The scholarly chapters are as admirable as the statesmanlike and patriotic ones. They should lead to a Greek revival. We think the university wars of "Greeks and Trojans" might be fought over again. We join the Greeks!

His EXCELLENCY KLEON RANGABE, Greek Ambassador in Berlin, writes: "Many sincere thanks for the kind transmission of your most interesting book.... I can congratulate you most sincerely. You treat all the important subjects in so exhaustive and conclusive a manner that all those who seek for truth must necessarily be convinced. We are in consequence indebted to you for a valuable service, but your own American countrymen ought also to be thankful to you, for every apostle of truth is in his way a benefactor of humanity. I hope that the days of the Erasmian absurdity, which belongs to the Dark Ages and is unworthy of American scholars, are now numbered. I hope that your book will also appear in German as it would do a great deal of good here. What you say about the system applied to Greek studies in general is also perfectly correct. These studies are still and will always be the soul of every liberal education, and, constantly undermined by the materialistic tendencies of the age, they can only be saved through a fundamental change of this system. The language must henceforth be taught as a living one, having never ceased to live for a moment since the days of Homer."

Neologos, an Athenian paper, writes a long article, reviewing the book and its author's works in general. "The author's name is already known to us by his lectures on Greece which have been published here. Mr. Rose belongs to those who will persevere to establish an idea; obstacles and difficulties can only serve to such characters to spur their ardor. Mr. Rose is inspired by the noble idea to disseminate a better knowledge of Greece of to-day and to enlist sympathies in her behalf. He is combating the influence of an impossible Grecophobe press. People abroad will change their opinion when they know our true history, our character, our morals, customs, etc."


Other Athenian political and literary journals bring likewise reviews. All are full of praise of the author and his book. The editor of the journal, Salpinx, of Cyprus, writes that the author's name is engraved in the hearts determination of Greeks.

D. B. ST. JOHN ROOSA, M.D., President Post-Graduate Medical School and Hospital, New York: "My dear Dr. Rose, The copy of the important work written by you, which has just been published, came to me two days ago. I write to thank you, and again to express my sincere interest in your book. I hope you may live to see it successful. A common language for scientific men is indeed a great need. Yours ever faithfully."

B. T. SPENCER, A.M., Professor of Greek, Kentucky Wesleyan College: "I am deeply interested in the subject and feel that that interest has been intensified by reading Dr. Rose's book. All the friends of Hellas should read it."

DR. JAMES T. WHITTAKER, Cincinnati, Ohio: "I am enjoying your book very much and have just finished the chapter concerning the Greeks under Turkish bondage, which is the most interesting description of this subject which I have ever seen."

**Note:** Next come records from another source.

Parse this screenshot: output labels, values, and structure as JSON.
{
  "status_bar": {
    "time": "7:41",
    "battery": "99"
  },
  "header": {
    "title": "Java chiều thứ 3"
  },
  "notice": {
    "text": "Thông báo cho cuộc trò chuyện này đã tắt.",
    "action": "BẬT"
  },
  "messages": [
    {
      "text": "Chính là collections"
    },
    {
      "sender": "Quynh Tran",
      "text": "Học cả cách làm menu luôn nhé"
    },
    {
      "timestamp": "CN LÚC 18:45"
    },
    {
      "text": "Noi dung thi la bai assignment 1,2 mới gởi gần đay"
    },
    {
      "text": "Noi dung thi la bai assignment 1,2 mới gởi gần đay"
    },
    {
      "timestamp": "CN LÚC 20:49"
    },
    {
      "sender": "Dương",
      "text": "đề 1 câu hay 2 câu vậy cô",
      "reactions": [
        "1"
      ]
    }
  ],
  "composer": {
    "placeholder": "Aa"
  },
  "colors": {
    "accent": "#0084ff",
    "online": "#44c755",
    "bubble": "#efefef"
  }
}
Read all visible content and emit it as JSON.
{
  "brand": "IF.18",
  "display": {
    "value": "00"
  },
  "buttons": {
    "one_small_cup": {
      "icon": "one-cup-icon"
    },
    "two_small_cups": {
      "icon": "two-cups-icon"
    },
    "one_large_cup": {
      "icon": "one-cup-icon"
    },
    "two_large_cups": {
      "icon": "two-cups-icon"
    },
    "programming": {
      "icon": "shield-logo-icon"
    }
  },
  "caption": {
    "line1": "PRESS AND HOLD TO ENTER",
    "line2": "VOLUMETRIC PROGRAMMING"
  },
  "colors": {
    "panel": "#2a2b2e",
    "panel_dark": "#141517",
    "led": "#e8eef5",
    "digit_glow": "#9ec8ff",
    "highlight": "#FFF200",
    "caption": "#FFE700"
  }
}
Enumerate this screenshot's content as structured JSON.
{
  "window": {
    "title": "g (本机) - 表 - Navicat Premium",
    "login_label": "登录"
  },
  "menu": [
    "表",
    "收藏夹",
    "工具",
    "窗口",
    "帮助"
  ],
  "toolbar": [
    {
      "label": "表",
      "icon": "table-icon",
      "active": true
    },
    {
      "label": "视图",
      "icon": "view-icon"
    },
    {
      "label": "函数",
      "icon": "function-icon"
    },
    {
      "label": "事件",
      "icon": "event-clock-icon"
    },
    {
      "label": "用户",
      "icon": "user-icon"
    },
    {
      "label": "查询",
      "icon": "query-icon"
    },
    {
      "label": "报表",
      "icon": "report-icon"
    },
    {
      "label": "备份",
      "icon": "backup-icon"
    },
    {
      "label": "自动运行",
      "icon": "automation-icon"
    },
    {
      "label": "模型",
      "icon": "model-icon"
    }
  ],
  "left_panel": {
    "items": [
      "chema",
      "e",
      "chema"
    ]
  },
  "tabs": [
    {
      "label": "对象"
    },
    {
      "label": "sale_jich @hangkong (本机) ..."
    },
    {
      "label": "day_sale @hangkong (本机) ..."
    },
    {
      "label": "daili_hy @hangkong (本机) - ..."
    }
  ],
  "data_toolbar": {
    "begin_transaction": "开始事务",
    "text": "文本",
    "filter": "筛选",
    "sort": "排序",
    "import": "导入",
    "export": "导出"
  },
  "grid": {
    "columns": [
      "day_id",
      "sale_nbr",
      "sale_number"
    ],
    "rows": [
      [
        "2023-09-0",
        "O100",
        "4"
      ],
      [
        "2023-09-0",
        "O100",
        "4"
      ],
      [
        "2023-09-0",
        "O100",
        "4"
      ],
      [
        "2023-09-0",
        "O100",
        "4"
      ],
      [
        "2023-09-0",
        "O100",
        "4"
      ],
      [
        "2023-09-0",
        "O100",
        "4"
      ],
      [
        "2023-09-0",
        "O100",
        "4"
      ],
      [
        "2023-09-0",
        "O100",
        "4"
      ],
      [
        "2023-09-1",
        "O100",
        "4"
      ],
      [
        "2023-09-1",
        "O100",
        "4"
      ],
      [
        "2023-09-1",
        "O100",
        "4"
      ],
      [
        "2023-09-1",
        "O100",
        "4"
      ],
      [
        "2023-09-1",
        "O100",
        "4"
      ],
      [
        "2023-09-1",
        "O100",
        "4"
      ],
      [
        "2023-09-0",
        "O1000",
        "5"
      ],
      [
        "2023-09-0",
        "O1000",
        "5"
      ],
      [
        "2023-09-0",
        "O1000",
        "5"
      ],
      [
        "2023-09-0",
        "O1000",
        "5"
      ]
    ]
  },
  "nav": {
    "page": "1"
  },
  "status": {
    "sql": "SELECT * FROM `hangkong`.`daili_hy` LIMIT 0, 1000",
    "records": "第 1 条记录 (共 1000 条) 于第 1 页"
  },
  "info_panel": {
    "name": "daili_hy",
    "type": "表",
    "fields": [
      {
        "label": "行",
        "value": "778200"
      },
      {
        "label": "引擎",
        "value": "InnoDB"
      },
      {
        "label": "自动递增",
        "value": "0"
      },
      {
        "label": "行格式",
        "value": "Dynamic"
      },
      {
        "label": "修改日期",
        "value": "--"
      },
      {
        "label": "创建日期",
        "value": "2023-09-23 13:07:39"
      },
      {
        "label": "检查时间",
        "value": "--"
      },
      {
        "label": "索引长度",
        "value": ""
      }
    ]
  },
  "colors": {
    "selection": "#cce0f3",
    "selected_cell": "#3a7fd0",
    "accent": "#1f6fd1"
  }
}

KNUT HOEGH, M.D., Minneapolis, Minn.: "Your book came one mail after your letter; I went to a medical meeting in the evening; during my absence my oldest daughter read the book, and on my return, when I opened the door, she told me how well she liked it. I had to sit down and read it, and I did so until far out in the small hours. I must say that the book opened new views to me, and I am sorry that I did not know the many valuable facts contained in it when I was in Berlin last year, when you know the wind that was blowing was anything but Philhellenic. What a forcible argument against the prevailing order of things in Europe is the whole Eastern question!"

A German translation under the title: Die Griechen und ihre Sprache seit der Zeit Konstantin's des Grossen, has been published in Leipzig Verlag von Wilhelm Friedrich, 1899.